Myxedema – causes, side effects and treatments at NaturalPedia.com

Tuesday, May 22, 2018 by

Myxedema is another term for severely advance hypothyroidism. It is a condition that develops when the body does not make enough thyroid hormone. The thyroid is a small gland that is located at the front of the neck. It releases hormones that help the body regulate energy and control a wide variety of functions.

Myxedema is the result of having undiagnosed or untreated severe hypothyroidism. The term myxedema can also be used to describe skin changes in someone with severely advanced hypothyroidism. These skin changes include swelling of the face, including the lips, eyelids, and tongue; and swelling and thickening of skin anywhere the body, particularly in the lower legs.

Myxedema crisis can occur due to severely advanced hypothyroidism. The term “myxedema coma” was used to describe this life-threatening situation. However, it was replaced because a comatose state is no longer needed to diagnose the condition.

Known side effects of myxedema

Before myxedema, hypothyroidism usually occurs. The known side effects of hypothyroidism include the following:

  • Change in menstrual cycles
  • Cold intolerance
  • Constipation
  • Depression
  • Dry skin
  • Fatigue
  • Headaches
  • Hoarseness
  • Lethargy
  • Mental impairment
  • Weight gain

The known side effects of myxedema crisis include the following:

  • Coma
  • Confusion or mental slowness
  • Decreased breathing
  • High blood carbon dioxide levels
  • Hypothermia
  • Low blood oxygen levels
  • Lower than normal blood sodium levels
  • Seizures
  • Shock

Myxedema can also lead to other health complications, such as hypothermia, swelling and fluid accumulation, decreased drug metabolism leading to overdosing of medications, pregnancy issues, heart failure, kidney problems, depression, coma, and death.

Body systems harmed by myxedema

The body system harmed by myxedema is the endocrine system.

List of foods or nutrients that prevent myxedema

There is no information on what foods or nutrients prevent myxedema. However, there are some foods you can eat to improve thyroid health. These include cruciferous vegetables, Brazil nuts, sea vegetables, chlorophyll, maca, gluten-free foods, and soy-free foods.

Treatments, management plans for myxedema
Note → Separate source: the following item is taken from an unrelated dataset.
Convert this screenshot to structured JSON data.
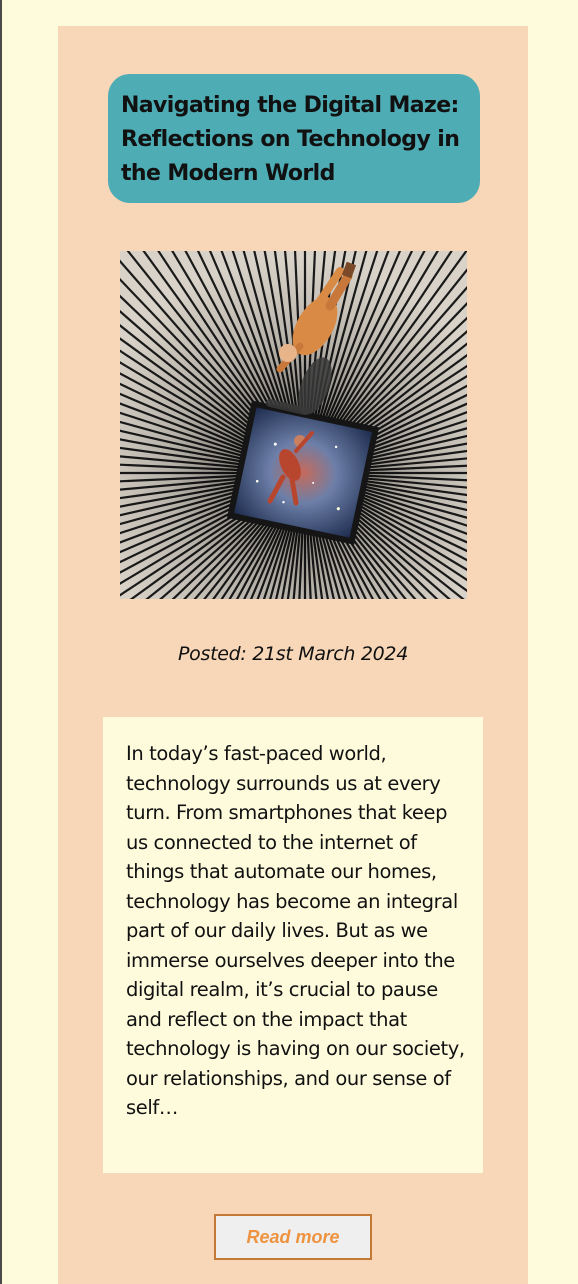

Treatment for myxedema is the same for hypothyroidism treatment. Natural treatments for myxedema include eating citrus fruits and leafy green vegetables; cooking with coconut oil; having some apple cider vinegar; avoiding gluten; eating whole grains like brown rice, wild rice, and quinoa; increasing iodine in diet by eating kelp or seaweed; incorporating ginger to your meal; having a daily dose of vitamin D; trying relaxation therapy; and trying Ayurvedic remedies like eranda oil, ashwagandha, guggul, and brahmi.

Where to learn more

Summary

Myxedema is the result of having undiagnosed or untreated severe hypothyroidism.

Myxedema causes coma, confusion, decreased breathing, high blood carbon dioxide levels, hypothermia, low blood oxygen levels, lower than normal blood sodium levels, seizures, and shock.

Myxedema can also result in other health complications, such as hypothermia, swelling and fluid accumulation, decreased drug metabolism leading to overdosing of medications, pregnancy issues, heart failure, kidney problems, depression, coma, and death.

Myxedema harms the endocrine system.

Foods that improve thyroid health include cruciferous vegetables, Brazil nuts, sea vegetables, chlorophyll, maca, gluten-free foods, and soy-free foods.

Natural treatments for myxedema include eating citrus fruits and leafy green vegetables; cooking with coconut oil; having some apple cider vinegar; avoiding gluten; eating whole grains; increasing iodine in the diet; incorporating ginger to your meal; having a daily dose of vitamin D; trying relaxation therapy, and trying Ayurvedic remedies.

Sources include:

Healthline.com 1

Healthline.com 2

Healthline.com 3

MedicineNet.com

MindBodyGreen.com

CureJoy.com



Comments

comments powered by Disqus